Low back pain (chronic)


Low back pain is pain, muscle tension, or stiffness localised below the costal margin and above the inferior gluteal folds, with or without leg pain (sciatica),[1] and is defined as chronic when it persists for 12 weeks or more (see definition of low back pain [acute]).[2] Non-specific low back pain is pain not attributed to a recognisable pathology (such as infection, tumour, osteoporosis, rheumatoid arthritis, fracture, or inflammation).[1] This review excludes chronic low back pain with symptoms or signs at presentation that suggest a specific underlying condition. People solely with sciatica (lumbosacral radicular syndrome) and pain due to herniated discs, or both, are also excluded.

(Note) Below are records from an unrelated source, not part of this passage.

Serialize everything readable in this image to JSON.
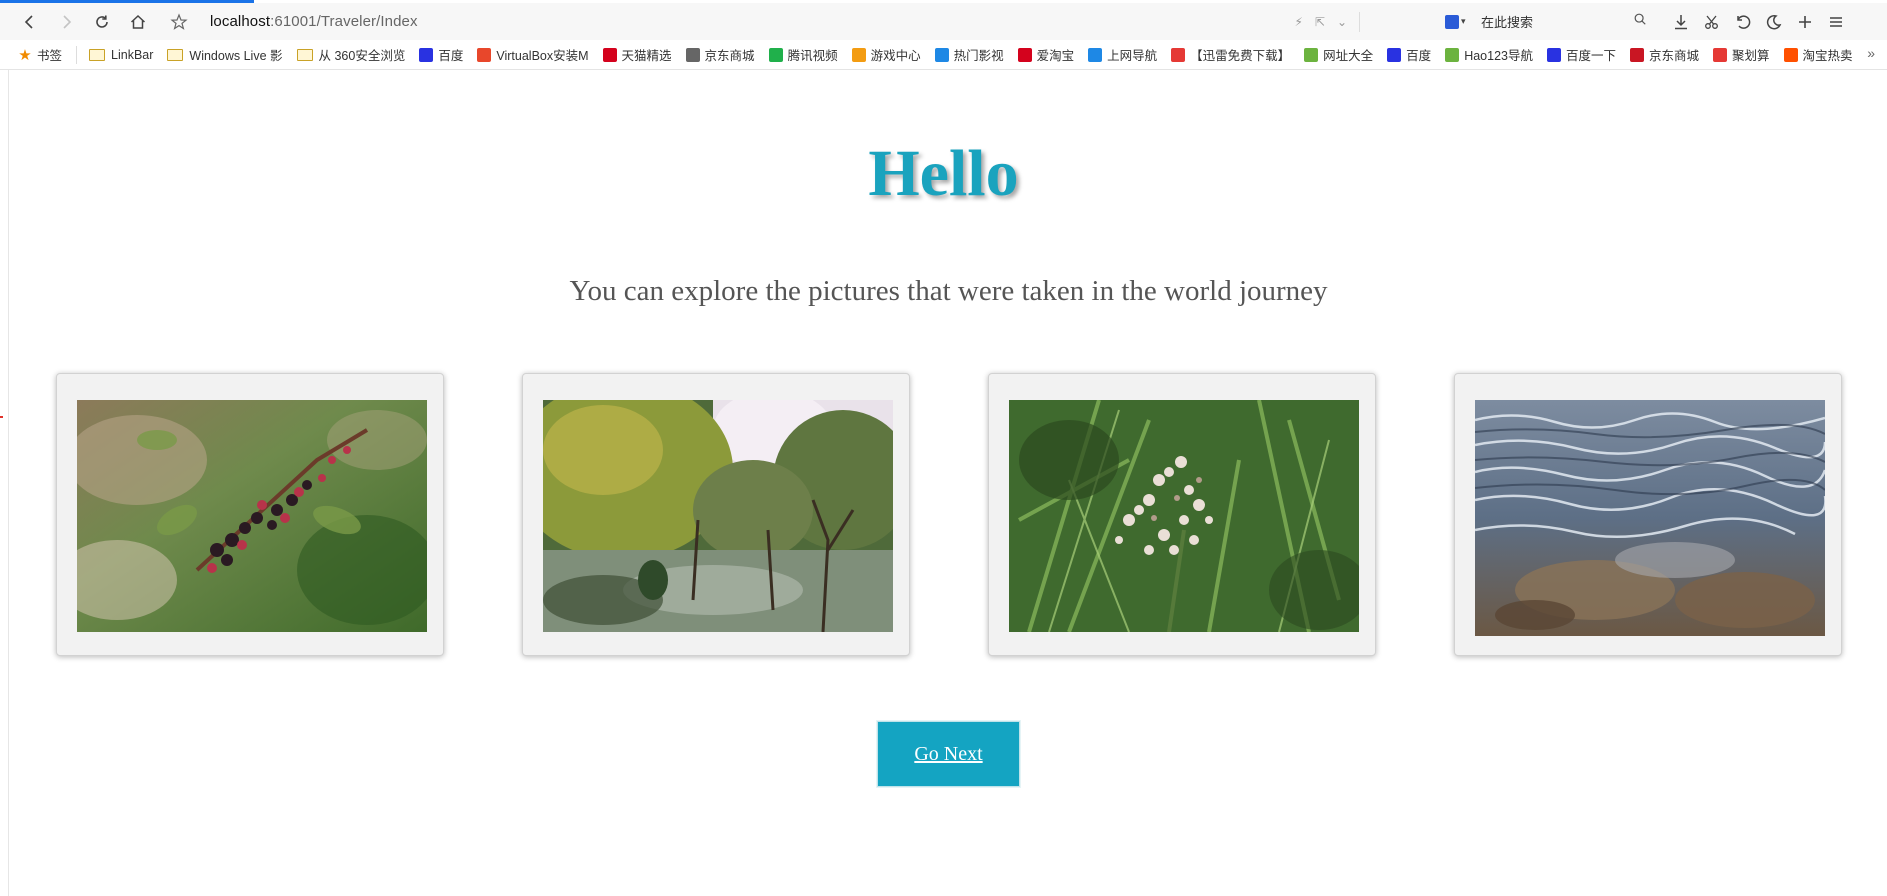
{
  "browser": {
    "url_host": "localhost",
    "url_rest": ":61001/Traveler/Index",
    "search_placeholder": "在此搜索"
  },
  "bookmarks": [
    {
      "label": "书签",
      "icon": "star-icon",
      "color": "#f08a00"
    },
    {
      "label": "LinkBar",
      "icon": "folder-icon",
      "color": "#c9a227"
    },
    {
      "label": "Windows Live 影",
      "icon": "folder-icon",
      "color": "#c9a227"
    },
    {
      "label": "从 360安全浏览",
      "icon": "folder-icon",
      "color": "#c9a227"
    },
    {
      "label": "百度",
      "icon": "baidu-paw-icon",
      "color": "#2932e1"
    },
    {
      "label": "VirtualBox安装M",
      "icon": "c-logo-icon",
      "color": "#e8472b"
    },
    {
      "label": "天猫精选",
      "icon": "tmall-icon",
      "color": "#d4021d"
    },
    {
      "label": "京东商城",
      "icon": "globe-icon",
      "color": "#666666"
    },
    {
      "label": "腾讯视频",
      "icon": "tencent-video-icon",
      "color": "#20b04b"
    },
    {
      "label": "游戏中心",
      "icon": "game-icon",
      "color": "#f39c12"
    },
    {
      "label": "热门影视",
      "icon": "video-icon",
      "color": "#1e88e5"
    },
    {
      "label": "爱淘宝",
      "icon": "taobao-icon",
      "color": "#d4021d"
    },
    {
      "label": "上网导航",
      "icon": "nav-icon",
      "color": "#1e88e5"
    },
    {
      "label": "【迅雷免费下载】",
      "icon": "xunlei-icon",
      "color": "#e53935"
    },
    {
      "label": "网址大全",
      "icon": "hao-icon",
      "color": "#6cb33f"
    },
    {
      "label": "百度",
      "icon": "baidu-paw-icon",
      "color": "#2932e1"
    },
    {
      "label": "Hao123导航",
      "icon": "hao123-icon",
      "color": "#6cb33f"
    },
    {
      "label": "百度一下",
      "icon": "baidu-paw-icon",
      "color": "#2932e1"
    },
    {
      "label": "京东商城",
      "icon": "jd-icon",
      "color": "#c91623"
    },
    {
      "label": "聚划算",
      "icon": "juhuasuan-icon",
      "color": "#e53935"
    },
    {
      "label": "淘宝热卖",
      "icon": "taobao-hot-icon",
      "color": "#ff5000"
    }
  ],
  "page": {
    "title": "Hello",
    "subtitle": "You can explore the pictures that were taken in the world journey",
    "photos": [
      {
        "subject": "blackberries"
      },
      {
        "subject": "garden trees"
      },
      {
        "subject": "white wildflowers"
      },
      {
        "subject": "water surface"
      }
    ],
    "button_label": "Go Next"
  },
  "colors": {
    "accent": "#1aa3be",
    "button": "#14a4c2",
    "card_bg": "#f2f2f2",
    "load_bar": "#1a73e8"
  }
}
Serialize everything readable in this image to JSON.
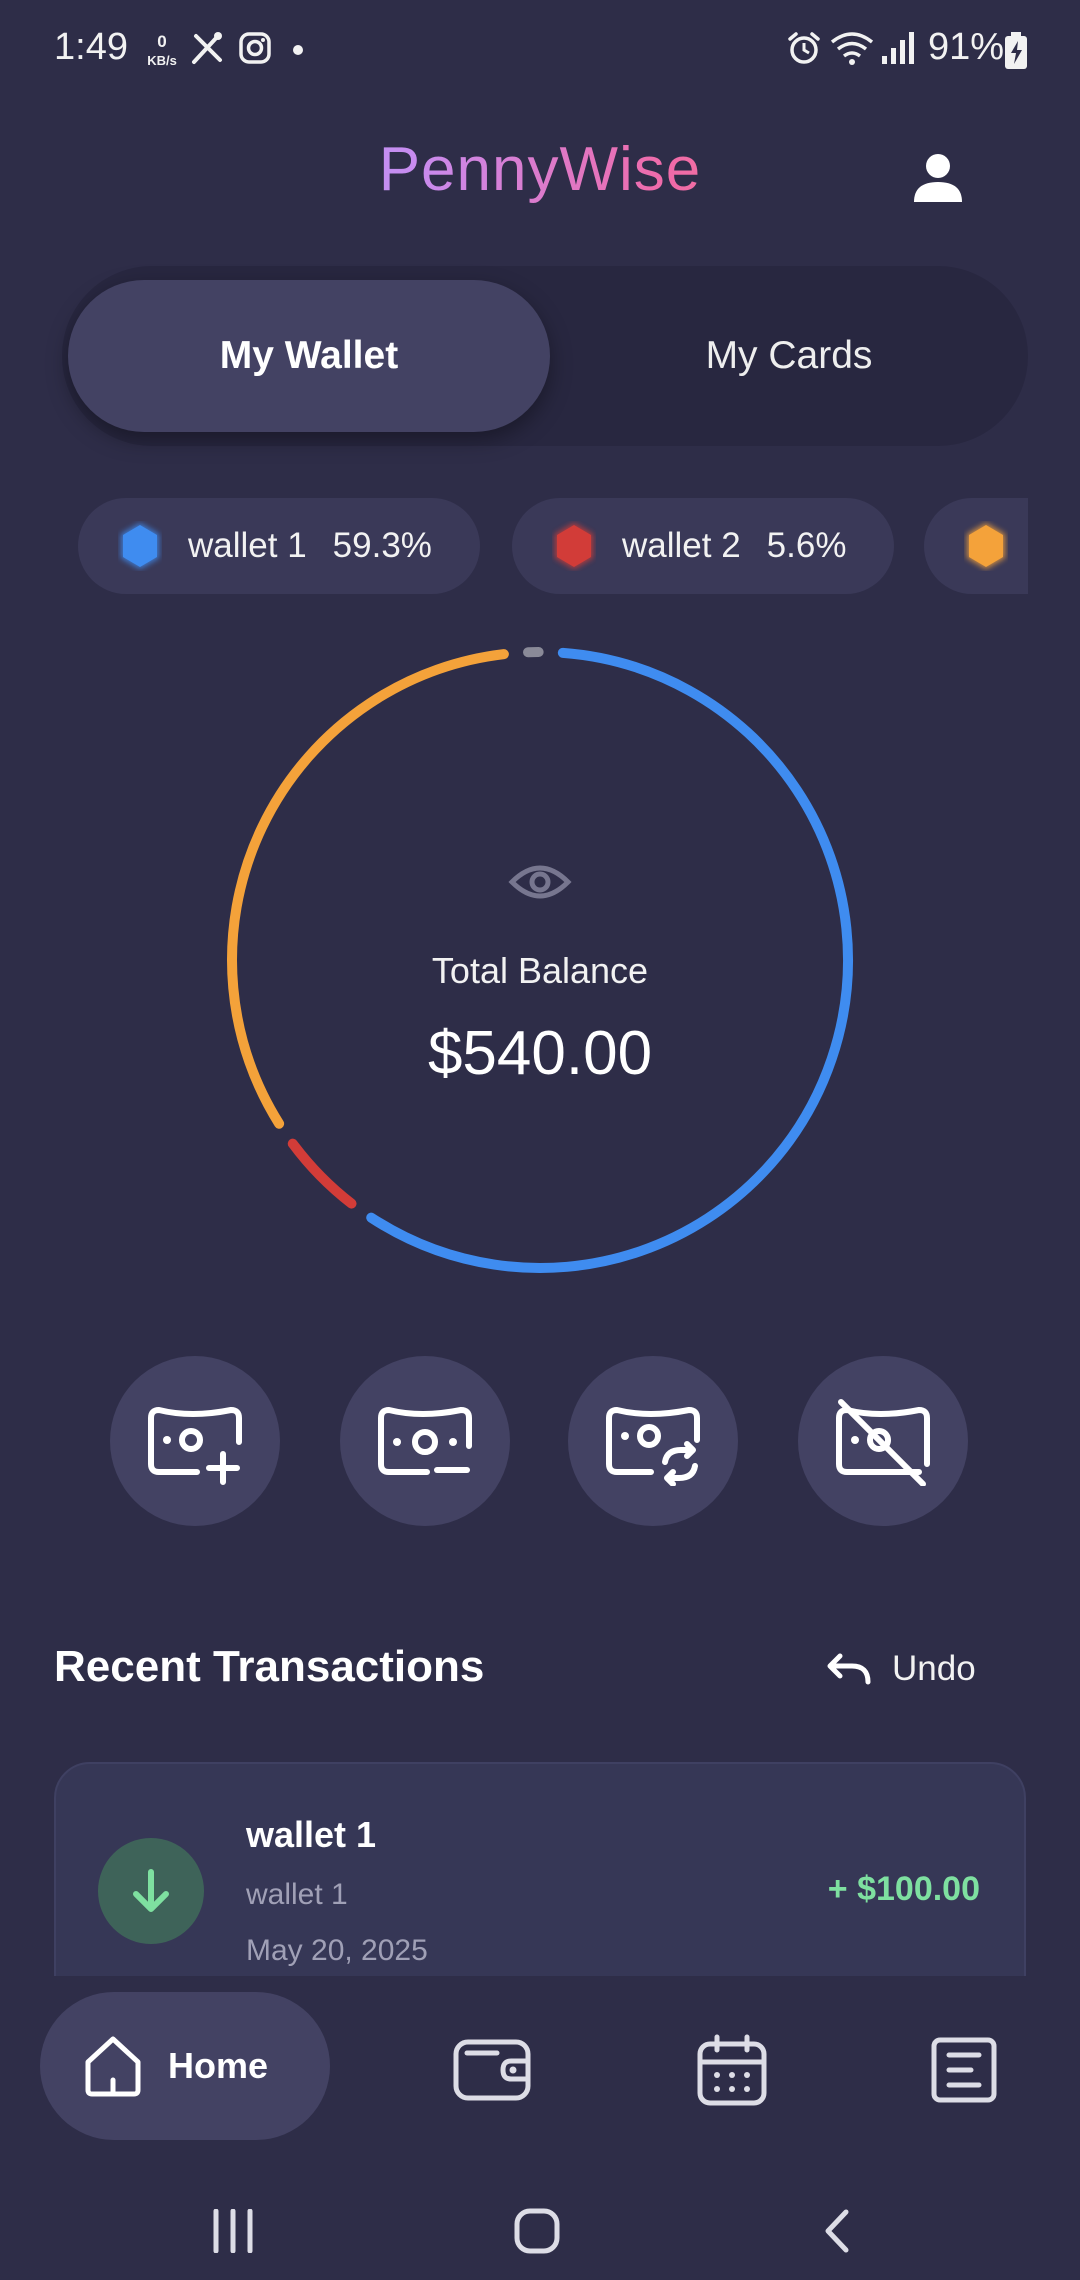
{
  "status_bar": {
    "time": "1:49",
    "net_speed_value": "0",
    "net_speed_unit": "KB/s",
    "battery": "91%"
  },
  "header": {
    "title": "PennyWise",
    "profile_icon": "person-icon"
  },
  "tabs": [
    {
      "label": "My Wallet",
      "selected": true
    },
    {
      "label": "My Cards",
      "selected": false
    }
  ],
  "wallets": [
    {
      "name": "wallet 1",
      "percent": "59.3%",
      "color": "#3f8cf0",
      "share": 59.3
    },
    {
      "name": "wallet 2",
      "percent": "5.6%",
      "color": "#d23c38",
      "share": 5.6
    },
    {
      "name": "",
      "percent": "",
      "color": "#f4a23a",
      "share": 33.3
    },
    {
      "name": "",
      "percent": "",
      "color": "#8a8a98",
      "share": 1.8
    }
  ],
  "balance": {
    "label": "Total Balance",
    "value": "$540.00"
  },
  "actions": [
    {
      "name": "add-money-button",
      "icon": "money-plus-icon"
    },
    {
      "name": "remove-money-button",
      "icon": "money-minus-icon"
    },
    {
      "name": "transfer-money-button",
      "icon": "money-transfer-icon"
    },
    {
      "name": "hide-money-button",
      "icon": "money-off-icon"
    }
  ],
  "recent": {
    "title": "Recent Transactions",
    "undo_label": "Undo",
    "transactions": [
      {
        "title": "wallet 1",
        "subtitle": "wallet 1",
        "date": "May 20, 2025",
        "amount": "+ $100.00",
        "type": "income"
      }
    ]
  },
  "bottom_nav": {
    "home_label": "Home",
    "items": [
      "home-icon",
      "wallet-icon",
      "calendar-icon",
      "report-icon"
    ]
  },
  "colors": {
    "background": "#2e2d48",
    "surface": "#434263",
    "income": "#7ee0a0"
  }
}
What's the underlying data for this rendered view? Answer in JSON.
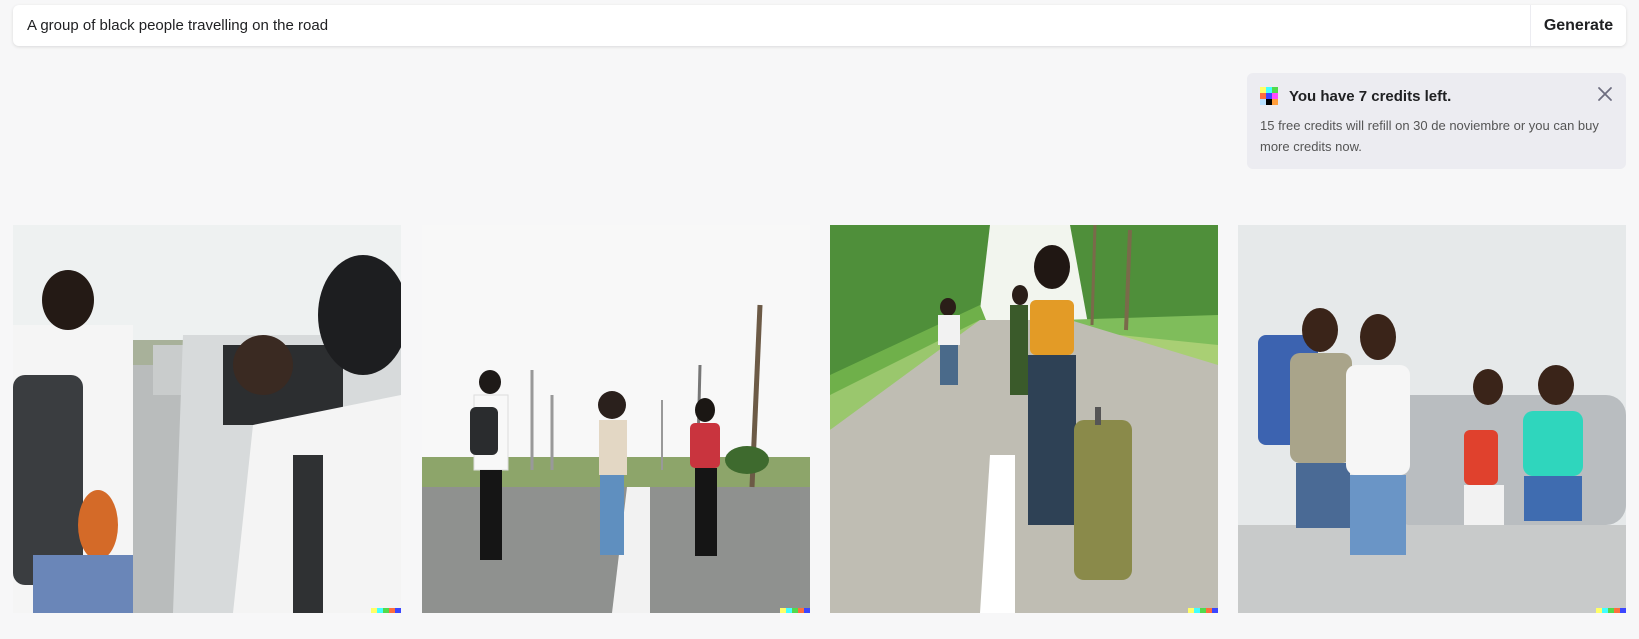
{
  "prompt": {
    "value": "A group of black people travelling on the road",
    "placeholder": "",
    "generate_label": "Generate"
  },
  "credits": {
    "title": "You have 7 credits left.",
    "body": "15 free credits will refill on 30 de noviembre or you can buy more credits now.",
    "close_icon": "close-icon",
    "logo_colors": [
      "#ffff66",
      "#42ffff",
      "#51da4c",
      "#ff6e3c",
      "#3c46ff",
      "#ff4cff",
      "#b8e0ff",
      "#000000",
      "#ff9e3c"
    ]
  },
  "watermark_colors": [
    "#ffff66",
    "#42ffff",
    "#51da4c",
    "#ff6e3c",
    "#3c46ff"
  ],
  "images": [
    {
      "description": "Women near a car on the roadside"
    },
    {
      "description": "Three people walking down a road with backpacks"
    },
    {
      "description": "Woman with suitcase standing on a green tree-lined road"
    },
    {
      "description": "Four smiling friends posing in front of a car"
    }
  ]
}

People in this review have chronic low back pain (>12 weeks' duration).

Latest citations

Ultrasound-guided versus fluoroscopy-guided sacroiliac joint intra-articular injections in the noninflammatory sacroiliac joint dysfunction: a prospective, randomized, single-blinded study. (31 March 2014)

Systematic review of randomized controlled trials of clinical prediction rules for physical therapy in low back pain. (13 February 2014)